== AVAILABLE DATA ==
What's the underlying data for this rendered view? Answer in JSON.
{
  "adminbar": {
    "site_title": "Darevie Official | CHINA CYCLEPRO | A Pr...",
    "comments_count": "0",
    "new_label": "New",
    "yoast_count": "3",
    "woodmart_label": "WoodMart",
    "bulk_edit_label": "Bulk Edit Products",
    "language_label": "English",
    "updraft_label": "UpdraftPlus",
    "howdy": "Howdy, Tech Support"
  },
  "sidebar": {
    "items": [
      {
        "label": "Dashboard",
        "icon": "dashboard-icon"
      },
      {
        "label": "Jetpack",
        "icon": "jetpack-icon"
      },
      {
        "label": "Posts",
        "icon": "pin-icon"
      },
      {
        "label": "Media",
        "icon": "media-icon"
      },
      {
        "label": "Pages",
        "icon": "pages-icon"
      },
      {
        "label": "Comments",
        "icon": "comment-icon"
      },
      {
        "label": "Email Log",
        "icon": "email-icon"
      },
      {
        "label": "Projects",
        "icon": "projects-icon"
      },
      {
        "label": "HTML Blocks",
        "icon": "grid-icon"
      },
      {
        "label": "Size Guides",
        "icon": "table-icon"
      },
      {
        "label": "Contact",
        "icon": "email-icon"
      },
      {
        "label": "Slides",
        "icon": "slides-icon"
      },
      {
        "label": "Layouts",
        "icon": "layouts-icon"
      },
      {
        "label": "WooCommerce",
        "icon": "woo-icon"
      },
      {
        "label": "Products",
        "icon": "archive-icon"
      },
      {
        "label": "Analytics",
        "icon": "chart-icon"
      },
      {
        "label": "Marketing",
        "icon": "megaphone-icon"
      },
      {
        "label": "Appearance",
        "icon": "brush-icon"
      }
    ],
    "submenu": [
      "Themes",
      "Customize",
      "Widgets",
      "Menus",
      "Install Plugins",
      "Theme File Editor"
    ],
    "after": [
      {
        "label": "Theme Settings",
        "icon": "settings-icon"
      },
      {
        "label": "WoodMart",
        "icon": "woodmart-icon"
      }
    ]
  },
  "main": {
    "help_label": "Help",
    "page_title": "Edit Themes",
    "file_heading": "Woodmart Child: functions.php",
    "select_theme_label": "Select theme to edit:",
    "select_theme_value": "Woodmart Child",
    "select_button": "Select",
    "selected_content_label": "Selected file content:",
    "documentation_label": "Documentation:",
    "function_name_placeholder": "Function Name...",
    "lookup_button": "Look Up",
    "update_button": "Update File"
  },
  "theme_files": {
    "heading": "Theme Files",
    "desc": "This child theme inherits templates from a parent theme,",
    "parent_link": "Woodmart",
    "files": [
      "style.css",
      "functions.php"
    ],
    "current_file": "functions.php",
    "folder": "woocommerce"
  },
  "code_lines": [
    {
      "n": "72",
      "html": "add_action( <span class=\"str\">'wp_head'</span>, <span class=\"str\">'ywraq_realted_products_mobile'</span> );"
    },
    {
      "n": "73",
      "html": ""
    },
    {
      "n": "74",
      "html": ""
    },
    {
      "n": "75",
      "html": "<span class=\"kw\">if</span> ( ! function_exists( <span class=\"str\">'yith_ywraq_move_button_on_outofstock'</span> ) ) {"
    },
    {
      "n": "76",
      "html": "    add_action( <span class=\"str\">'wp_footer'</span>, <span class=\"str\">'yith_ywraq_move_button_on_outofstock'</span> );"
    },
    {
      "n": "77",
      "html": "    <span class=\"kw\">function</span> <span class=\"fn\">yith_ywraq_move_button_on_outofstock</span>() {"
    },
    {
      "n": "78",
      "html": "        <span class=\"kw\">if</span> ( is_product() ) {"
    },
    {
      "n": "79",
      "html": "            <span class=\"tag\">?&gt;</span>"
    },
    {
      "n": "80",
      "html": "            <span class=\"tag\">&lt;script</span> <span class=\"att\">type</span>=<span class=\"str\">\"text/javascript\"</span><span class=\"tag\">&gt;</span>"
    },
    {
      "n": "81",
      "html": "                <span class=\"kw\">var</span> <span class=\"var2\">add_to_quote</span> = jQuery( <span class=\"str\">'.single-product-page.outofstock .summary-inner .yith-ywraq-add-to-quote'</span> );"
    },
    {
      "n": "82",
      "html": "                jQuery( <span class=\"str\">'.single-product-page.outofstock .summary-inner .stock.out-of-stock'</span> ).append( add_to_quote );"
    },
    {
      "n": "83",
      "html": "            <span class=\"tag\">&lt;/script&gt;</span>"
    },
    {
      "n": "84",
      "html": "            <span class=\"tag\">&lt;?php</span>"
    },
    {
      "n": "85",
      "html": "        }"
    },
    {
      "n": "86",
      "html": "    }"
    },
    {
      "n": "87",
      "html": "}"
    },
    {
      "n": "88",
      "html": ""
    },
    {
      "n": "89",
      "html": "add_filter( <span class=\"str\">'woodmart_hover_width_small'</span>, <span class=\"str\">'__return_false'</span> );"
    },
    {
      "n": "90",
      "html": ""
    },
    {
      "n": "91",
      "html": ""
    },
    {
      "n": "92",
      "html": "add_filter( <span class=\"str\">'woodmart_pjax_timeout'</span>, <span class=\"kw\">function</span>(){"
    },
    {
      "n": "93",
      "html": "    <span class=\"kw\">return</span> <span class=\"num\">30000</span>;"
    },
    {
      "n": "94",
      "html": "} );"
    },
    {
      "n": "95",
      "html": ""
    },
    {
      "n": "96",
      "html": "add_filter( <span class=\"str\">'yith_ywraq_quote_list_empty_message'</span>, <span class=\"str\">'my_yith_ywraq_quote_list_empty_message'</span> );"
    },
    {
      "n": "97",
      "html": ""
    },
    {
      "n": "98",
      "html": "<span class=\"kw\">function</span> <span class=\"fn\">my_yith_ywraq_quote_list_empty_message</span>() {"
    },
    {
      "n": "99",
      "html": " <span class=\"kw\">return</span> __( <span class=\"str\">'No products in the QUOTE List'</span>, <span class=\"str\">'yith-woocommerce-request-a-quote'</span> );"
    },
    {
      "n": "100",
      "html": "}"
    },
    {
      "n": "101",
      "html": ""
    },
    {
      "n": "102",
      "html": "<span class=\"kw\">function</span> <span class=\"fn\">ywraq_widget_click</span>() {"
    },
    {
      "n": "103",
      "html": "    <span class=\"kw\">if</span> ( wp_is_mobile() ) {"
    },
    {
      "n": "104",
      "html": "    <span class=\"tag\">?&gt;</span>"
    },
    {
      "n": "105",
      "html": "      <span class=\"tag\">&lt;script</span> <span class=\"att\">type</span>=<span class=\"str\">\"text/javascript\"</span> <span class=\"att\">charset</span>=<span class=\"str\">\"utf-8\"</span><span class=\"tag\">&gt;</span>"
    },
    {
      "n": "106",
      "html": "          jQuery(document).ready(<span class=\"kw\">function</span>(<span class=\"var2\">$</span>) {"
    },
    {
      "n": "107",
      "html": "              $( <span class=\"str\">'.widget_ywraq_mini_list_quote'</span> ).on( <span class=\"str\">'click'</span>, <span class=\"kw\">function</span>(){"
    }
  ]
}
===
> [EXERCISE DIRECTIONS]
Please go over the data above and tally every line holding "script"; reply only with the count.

> [YOUR RESPONSE]
3